Just last week the Securities and Exchange Commission announced the settlement of its civil action against Mr. Smirlock and Laser Advisers.
In its complaint in that civil action, the SEC alleged that from December 1997 to June 1998, Mr. Smirlock unlawfully schemed to inflate the value of the investment portfolios of Laser’s three hedge funds, in particular through his handling of options on interest-rate swaps.
In the civil settlement, Mr. Smirlock neither admits not denies any of the charges against him and accepts a permanent bar from any association with an investment adviser, as well as an injunction against violations of the Securities Exchange Act of 1934, the Investment Advisers Act of 1940 or regulations enacted pursuant to either.
The criminal sentence is as harsh as it is largely because Mr. Smirlock is a recidivist. He was charged with aiding and abetting violations of the antifraud and racketeering provisions of the Investment Advisers Act in November 1993.
Mr. Smirlock was represented against both the civil and criminal charges by William M. Brodsky of Baden, Kramer, Hoffman & Brodsky PC, a New York-based firm founded in 1979 that focuses on white-collar criminal defense. Mr. Brodsky said this week that under federal statutes his client would have to serve at least 85% of the sentence imposed, which is three years five months.
In the 1980s, Mr. Smirlock had a more scholarly reputation. In 1984, he co-authored an important paper on the value of “Tobin’s q” as an index of management performance. (Tobin’s q, named after the late Yale economist James Tobin, is the market value of enterprise assets divided by their replacement cost.) The other authors of that paper, Thomas Gilligan and William Marshall, both professors at the Marshall School of Business, the University of Southern California, could not be reached for comment.

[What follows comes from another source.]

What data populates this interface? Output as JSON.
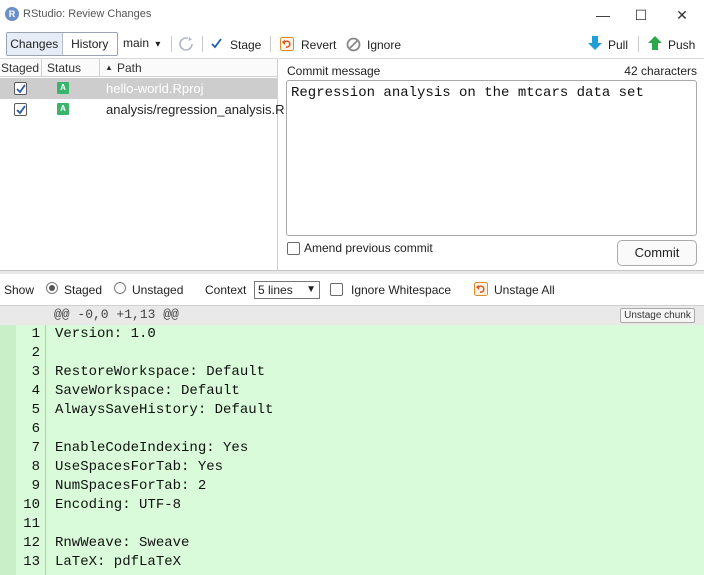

The charges that have now led to Mr. Smirlock’s date with the Bureau of Prisons Aug. 1 involved the alteration of documents and the false pretense that Mr. Smirlock had Bermuda swaptions in the portfolios when in fact he had less valuable European waptions.